- WHAT THE EXERCISE ASKS -
Since pictures are not wanted in the copy, output only the rest of each record exactly.

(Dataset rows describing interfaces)
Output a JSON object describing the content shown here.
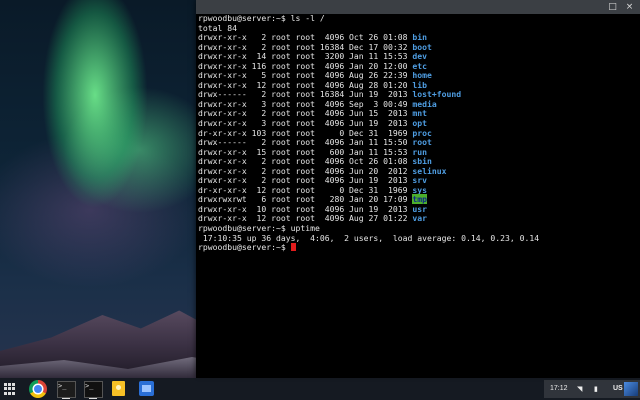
{
  "terminal": {
    "lines": [
      {
        "type": "prompt",
        "text": "rpwoodbu@server:~$ ls -l /"
      },
      {
        "type": "plain",
        "text": "total 84"
      },
      {
        "type": "entry",
        "perm": "drwxr-xr-x",
        "links": "2",
        "owner": "root",
        "group": "root",
        "size": "4096",
        "month": "Oct",
        "day": "26",
        "time": "01:08",
        "name": "bin"
      },
      {
        "type": "entry",
        "perm": "drwxr-xr-x",
        "links": "2",
        "owner": "root",
        "group": "root",
        "size": "16384",
        "month": "Dec",
        "day": "17",
        "time": "00:32",
        "name": "boot"
      },
      {
        "type": "entry",
        "perm": "drwxr-xr-x",
        "links": "14",
        "owner": "root",
        "group": "root",
        "size": "3200",
        "month": "Jan",
        "day": "11",
        "time": "15:53",
        "name": "dev"
      },
      {
        "type": "entry",
        "perm": "drwxr-xr-x",
        "links": "116",
        "owner": "root",
        "group": "root",
        "size": "4096",
        "month": "Jan",
        "day": "20",
        "time": "12:00",
        "name": "etc"
      },
      {
        "type": "entry",
        "perm": "drwxr-xr-x",
        "links": "5",
        "owner": "root",
        "group": "root",
        "size": "4096",
        "month": "Aug",
        "day": "26",
        "time": "22:39",
        "name": "home"
      },
      {
        "type": "entry",
        "perm": "drwxr-xr-x",
        "links": "12",
        "owner": "root",
        "group": "root",
        "size": "4096",
        "month": "Aug",
        "day": "28",
        "time": "01:20",
        "name": "lib"
      },
      {
        "type": "entry",
        "perm": "drwx------",
        "links": "2",
        "owner": "root",
        "group": "root",
        "size": "16384",
        "month": "Jun",
        "day": "19",
        "time": "2013",
        "name": "lost+found"
      },
      {
        "type": "entry",
        "perm": "drwxr-xr-x",
        "links": "3",
        "owner": "root",
        "group": "root",
        "size": "4096",
        "month": "Sep",
        "day": "3",
        "time": "00:49",
        "name": "media"
      },
      {
        "type": "entry",
        "perm": "drwxr-xr-x",
        "links": "2",
        "owner": "root",
        "group": "root",
        "size": "4096",
        "month": "Jun",
        "day": "15",
        "time": "2013",
        "name": "mnt"
      },
      {
        "type": "entry",
        "perm": "drwxr-xr-x",
        "links": "3",
        "owner": "root",
        "group": "root",
        "size": "4096",
        "month": "Jun",
        "day": "19",
        "time": "2013",
        "name": "opt"
      },
      {
        "type": "entry",
        "perm": "dr-xr-xr-x",
        "links": "103",
        "owner": "root",
        "group": "root",
        "size": "0",
        "month": "Dec",
        "day": "31",
        "time": "1969",
        "name": "proc"
      },
      {
        "type": "entry",
        "perm": "drwx------",
        "links": "2",
        "owner": "root",
        "group": "root",
        "size": "4096",
        "month": "Jan",
        "day": "11",
        "time": "15:50",
        "name": "root"
      },
      {
        "type": "entry",
        "perm": "drwxr-xr-x",
        "links": "15",
        "owner": "root",
        "group": "root",
        "size": "600",
        "month": "Jan",
        "day": "11",
        "time": "15:53",
        "name": "run"
      },
      {
        "type": "entry",
        "perm": "drwxr-xr-x",
        "links": "2",
        "owner": "root",
        "group": "root",
        "size": "4096",
        "month": "Oct",
        "day": "26",
        "time": "01:08",
        "name": "sbin"
      },
      {
        "type": "entry",
        "perm": "drwxr-xr-x",
        "links": "2",
        "owner": "root",
        "group": "root",
        "size": "4096",
        "month": "Jun",
        "day": "20",
        "time": "2012",
        "name": "selinux"
      },
      {
        "type": "entry",
        "perm": "drwxr-xr-x",
        "links": "2",
        "owner": "root",
        "group": "root",
        "size": "4096",
        "month": "Jun",
        "day": "19",
        "time": "2013",
        "name": "srv"
      },
      {
        "type": "entry",
        "perm": "dr-xr-xr-x",
        "links": "12",
        "owner": "root",
        "group": "root",
        "size": "0",
        "month": "Dec",
        "day": "31",
        "time": "1969",
        "name": "sys"
      },
      {
        "type": "entry",
        "perm": "drwxrwxrwt",
        "links": "6",
        "owner": "root",
        "group": "root",
        "size": "280",
        "month": "Jan",
        "day": "20",
        "time": "17:09",
        "name": "tmp",
        "sticky": true
      },
      {
        "type": "entry",
        "perm": "drwxr-xr-x",
        "links": "10",
        "owner": "root",
        "group": "root",
        "size": "4096",
        "month": "Jun",
        "day": "19",
        "time": "2013",
        "name": "usr"
      },
      {
        "type": "entry",
        "perm": "drwxr-xr-x",
        "links": "12",
        "owner": "root",
        "group": "root",
        "size": "4096",
        "month": "Aug",
        "day": "27",
        "time": "01:22",
        "name": "var"
      },
      {
        "type": "prompt",
        "text": "rpwoodbu@server:~$ uptime"
      },
      {
        "type": "plain",
        "text": " 17:10:35 up 36 days,  4:06,  2 users,  load average: 0.14, 0.23, 0.14"
      },
      {
        "type": "cursor",
        "text": "rpwoodbu@server:~$ "
      }
    ]
  },
  "window": {
    "maximize_icon": "maximize-icon",
    "close_icon": "close-icon",
    "maximize_glyph": "□",
    "close_glyph": "×"
  },
  "shelf": {
    "apps": [
      "chrome",
      "terminal",
      "crosh",
      "keep",
      "files"
    ],
    "terminal_glyph": ">_",
    "tray": {
      "time": "17:12",
      "language": "US",
      "wifi_glyph": "◥",
      "battery_glyph": "▮"
    }
  },
  "colors": {
    "directory": "#4f9ee3",
    "sticky_bg": "#4caf2c",
    "cursor": "#e31c1c"
  }
}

- RESULT OF THE TASK -
Output a JSON object describing the content shown here.
{
  "terminal": {
    "lines": [
      {
        "type": "prompt",
        "text": "rpwoodbu@server:~$ ls -l /"
      },
      {
        "type": "plain",
        "text": "total 84"
      },
      {
        "type": "entry",
        "perm": "drwxr-xr-x",
        "links": "2",
        "owner": "root",
        "group": "root",
        "size": "4096",
        "month": "Oct",
        "day": "26",
        "time": "01:08",
        "name": "bin"
      },
      {
        "type": "entry",
        "perm": "drwxr-xr-x",
        "links": "2",
        "owner": "root",
        "group": "root",
        "size": "16384",
        "month": "Dec",
        "day": "17",
        "time": "00:32",
        "name": "boot"
      },
      {
        "type": "entry",
        "perm": "drwxr-xr-x",
        "links": "14",
        "owner": "root",
        "group": "root",
        "size": "3200",
        "month": "Jan",
        "day": "11",
        "time": "15:53",
        "name": "dev"
      },
      {
        "type": "entry",
        "perm": "drwxr-xr-x",
        "links": "116",
        "owner": "root",
        "group": "root",
        "size": "4096",
        "month": "Jan",
        "day": "20",
        "time": "12:00",
        "name": "etc"
      },
      {
        "type": "entry",
        "perm": "drwxr-xr-x",
        "links": "5",
        "owner": "root",
        "group": "root",
        "size": "4096",
        "month": "Aug",
        "day": "26",
        "time": "22:39",
        "name": "home"
      },
      {
        "type": "entry",
        "perm": "drwxr-xr-x",
        "links": "12",
        "owner": "root",
        "group": "root",
        "size": "4096",
        "month": "Aug",
        "day": "28",
        "time": "01:20",
        "name": "lib"
      },
      {
        "type": "entry",
        "perm": "drwx------",
        "links": "2",
        "owner": "root",
        "group": "root",
        "size": "16384",
        "month": "Jun",
        "day": "19",
        "time": "2013",
        "name": "lost+found"
      },
      {
        "type": "entry",
        "perm": "drwxr-xr-x",
        "links": "3",
        "owner": "root",
        "group": "root",
        "size": "4096",
        "month": "Sep",
        "day": "3",
        "time": "00:49",
        "name": "media"
      },
      {
        "type": "entry",
        "perm": "drwxr-xr-x",
        "links": "2",
        "owner": "root",
        "group": "root",
        "size": "4096",
        "month": "Jun",
        "day": "15",
        "time": "2013",
        "name": "mnt"
      },
      {
        "type": "entry",
        "perm": "drwxr-xr-x",
        "links": "3",
        "owner": "root",
        "group": "root",
        "size": "4096",
        "month": "Jun",
        "day": "19",
        "time": "2013",
        "name": "opt"
      },
      {
        "type": "entry",
        "perm": "dr-xr-xr-x",
        "links": "103",
        "owner": "root",
        "group": "root",
        "size": "0",
        "month": "Dec",
        "day": "31",
        "time": "1969",
        "name": "proc"
      },
      {
        "type": "entry",
        "perm": "drwx------",
        "links": "2",
        "owner": "root",
        "group": "root",
        "size": "4096",
        "month": "Jan",
        "day": "11",
        "time": "15:50",
        "name": "root"
      },
      {
        "type": "entry",
        "perm": "drwxr-xr-x",
        "links": "15",
        "owner": "root",
        "group": "root",
        "size": "600",
        "month": "Jan",
        "day": "11",
        "time": "15:53",
        "name": "run"
      },
      {
        "type": "entry",
        "perm": "drwxr-xr-x",
        "links": "2",
        "owner": "root",
        "group": "root",
        "size": "4096",
        "month": "Oct",
        "day": "26",
        "time": "01:08",
        "name": "sbin"
      },
      {
        "type": "entry",
        "perm": "drwxr-xr-x",
        "links": "2",
        "owner": "root",
        "group": "root",
        "size": "4096",
        "month": "Jun",
        "day": "20",
        "time": "2012",
        "name": "selinux"
      },
      {
        "type": "entry",
        "perm": "drwxr-xr-x",
        "links": "2",
        "owner": "root",
        "group": "root",
        "size": "4096",
        "month": "Jun",
        "day": "19",
        "time": "2013",
        "name": "srv"
      },
      {
        "type": "entry",
        "perm": "dr-xr-xr-x",
        "links": "12",
        "owner": "root",
        "group": "root",
        "size": "0",
        "month": "Dec",
        "day": "31",
        "time": "1969",
        "name": "sys"
      },
      {
        "type": "entry",
        "perm": "drwxrwxrwt",
        "links": "6",
        "owner": "root",
        "group": "root",
        "size": "280",
        "month": "Jan",
        "day": "20",
        "time": "17:09",
        "name": "tmp",
        "sticky": true
      },
      {
        "type": "entry",
        "perm": "drwxr-xr-x",
        "links": "10",
        "owner": "root",
        "group": "root",
        "size": "4096",
        "month": "Jun",
        "day": "19",
        "time": "2013",
        "name": "usr"
      },
      {
        "type": "entry",
        "perm": "drwxr-xr-x",
        "links": "12",
        "owner": "root",
        "group": "root",
        "size": "4096",
        "month": "Aug",
        "day": "27",
        "time": "01:22",
        "name": "var"
      },
      {
        "type": "prompt",
        "text": "rpwoodbu@server:~$ uptime"
      },
      {
        "type": "plain",
        "text": " 17:10:35 up 36 days,  4:06,  2 users,  load average: 0.14, 0.23, 0.14"
      },
      {
        "type": "cursor",
        "text": "rpwoodbu@server:~$ "
      }
    ]
  },
  "window": {
    "maximize_icon": "maximize-icon",
    "close_icon": "close-icon",
    "maximize_glyph": "□",
    "close_glyph": "×"
  },
  "shelf": {
    "apps": [
      "chrome",
      "terminal",
      "crosh",
      "keep",
      "files"
    ],
    "terminal_glyph": ">_",
    "tray": {
      "time": "17:12",
      "language": "US",
      "wifi_glyph": "◥",
      "battery_glyph": "▮"
    }
  },
  "colors": {
    "directory": "#4f9ee3",
    "sticky_bg": "#4caf2c",
    "cursor": "#e31c1c"
  }
}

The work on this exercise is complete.